[Dataset rows describing interfaces]
+++

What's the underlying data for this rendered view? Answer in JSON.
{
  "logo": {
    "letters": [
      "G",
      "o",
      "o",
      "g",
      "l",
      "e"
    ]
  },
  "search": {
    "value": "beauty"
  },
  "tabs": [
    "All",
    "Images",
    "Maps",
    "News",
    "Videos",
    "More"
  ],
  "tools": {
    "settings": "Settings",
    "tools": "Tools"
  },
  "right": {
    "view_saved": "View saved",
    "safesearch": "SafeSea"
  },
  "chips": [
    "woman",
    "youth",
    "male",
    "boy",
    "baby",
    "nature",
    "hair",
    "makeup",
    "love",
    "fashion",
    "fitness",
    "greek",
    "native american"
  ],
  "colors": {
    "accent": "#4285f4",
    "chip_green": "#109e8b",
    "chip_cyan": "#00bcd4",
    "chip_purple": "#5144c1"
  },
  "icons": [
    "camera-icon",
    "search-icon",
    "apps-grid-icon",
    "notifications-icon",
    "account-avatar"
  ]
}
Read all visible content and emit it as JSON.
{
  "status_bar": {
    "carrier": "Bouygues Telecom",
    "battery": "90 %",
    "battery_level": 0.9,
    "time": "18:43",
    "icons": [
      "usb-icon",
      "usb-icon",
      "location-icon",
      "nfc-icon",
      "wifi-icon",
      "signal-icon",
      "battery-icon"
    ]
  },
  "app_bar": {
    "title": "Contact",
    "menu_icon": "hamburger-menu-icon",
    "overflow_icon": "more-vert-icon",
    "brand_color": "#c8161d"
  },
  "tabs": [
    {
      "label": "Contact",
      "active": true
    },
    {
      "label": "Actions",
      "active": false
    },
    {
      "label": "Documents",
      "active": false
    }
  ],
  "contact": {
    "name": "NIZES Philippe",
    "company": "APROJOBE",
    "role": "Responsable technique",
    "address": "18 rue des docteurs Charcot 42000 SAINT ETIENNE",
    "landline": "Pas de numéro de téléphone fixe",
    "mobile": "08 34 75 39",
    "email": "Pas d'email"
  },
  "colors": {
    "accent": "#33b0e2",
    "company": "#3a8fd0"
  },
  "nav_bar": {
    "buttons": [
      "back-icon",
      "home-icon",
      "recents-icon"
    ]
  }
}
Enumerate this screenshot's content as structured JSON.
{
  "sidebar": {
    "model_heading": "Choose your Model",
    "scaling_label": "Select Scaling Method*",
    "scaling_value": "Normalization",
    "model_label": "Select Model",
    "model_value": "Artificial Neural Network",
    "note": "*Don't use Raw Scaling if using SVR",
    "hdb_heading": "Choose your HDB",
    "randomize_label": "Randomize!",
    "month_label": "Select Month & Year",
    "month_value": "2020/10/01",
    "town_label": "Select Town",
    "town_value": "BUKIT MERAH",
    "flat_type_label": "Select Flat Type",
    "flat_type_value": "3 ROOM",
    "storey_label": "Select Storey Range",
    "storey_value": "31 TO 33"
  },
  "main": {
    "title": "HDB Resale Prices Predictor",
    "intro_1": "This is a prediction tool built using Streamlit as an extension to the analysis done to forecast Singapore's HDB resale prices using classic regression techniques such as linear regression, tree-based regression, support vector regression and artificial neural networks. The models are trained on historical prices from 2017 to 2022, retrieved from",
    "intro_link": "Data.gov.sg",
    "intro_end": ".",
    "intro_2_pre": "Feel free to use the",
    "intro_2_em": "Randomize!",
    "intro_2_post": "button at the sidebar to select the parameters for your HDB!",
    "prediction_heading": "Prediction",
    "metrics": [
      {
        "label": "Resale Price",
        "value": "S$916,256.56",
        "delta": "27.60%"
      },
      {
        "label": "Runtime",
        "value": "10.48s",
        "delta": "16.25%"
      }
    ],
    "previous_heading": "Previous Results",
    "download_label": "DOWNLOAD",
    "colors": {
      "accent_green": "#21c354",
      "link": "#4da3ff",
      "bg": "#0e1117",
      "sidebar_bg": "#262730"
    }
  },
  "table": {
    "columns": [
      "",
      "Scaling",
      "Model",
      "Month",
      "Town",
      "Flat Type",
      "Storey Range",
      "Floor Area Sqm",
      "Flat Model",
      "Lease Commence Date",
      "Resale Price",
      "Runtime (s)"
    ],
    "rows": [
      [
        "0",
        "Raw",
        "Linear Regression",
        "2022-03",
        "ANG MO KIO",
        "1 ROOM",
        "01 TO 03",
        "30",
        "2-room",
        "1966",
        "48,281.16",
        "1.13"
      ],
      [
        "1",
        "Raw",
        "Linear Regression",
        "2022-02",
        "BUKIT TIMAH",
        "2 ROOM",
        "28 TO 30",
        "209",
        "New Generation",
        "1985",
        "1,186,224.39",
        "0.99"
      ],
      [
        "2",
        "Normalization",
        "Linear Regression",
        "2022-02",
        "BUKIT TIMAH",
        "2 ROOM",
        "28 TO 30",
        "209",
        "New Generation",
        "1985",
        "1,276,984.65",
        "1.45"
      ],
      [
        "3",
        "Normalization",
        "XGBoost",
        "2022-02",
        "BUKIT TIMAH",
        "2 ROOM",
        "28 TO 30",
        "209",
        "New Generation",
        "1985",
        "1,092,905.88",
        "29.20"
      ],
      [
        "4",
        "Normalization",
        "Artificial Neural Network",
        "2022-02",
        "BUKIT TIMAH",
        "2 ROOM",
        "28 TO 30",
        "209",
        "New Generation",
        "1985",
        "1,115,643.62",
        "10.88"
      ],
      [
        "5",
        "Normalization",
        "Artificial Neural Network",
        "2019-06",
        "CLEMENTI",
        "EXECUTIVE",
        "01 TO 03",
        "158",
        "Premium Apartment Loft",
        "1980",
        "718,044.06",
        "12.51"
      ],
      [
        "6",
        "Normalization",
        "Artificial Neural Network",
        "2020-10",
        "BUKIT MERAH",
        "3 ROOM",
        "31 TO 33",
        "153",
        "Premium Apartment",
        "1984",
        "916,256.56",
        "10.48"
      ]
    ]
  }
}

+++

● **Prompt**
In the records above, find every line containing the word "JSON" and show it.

● **Task answer**
What's the underlying data for this rendered view? Answer in JSON.
Read all visible content and emit it as JSON.
Enumerate this screenshot's content as structured JSON.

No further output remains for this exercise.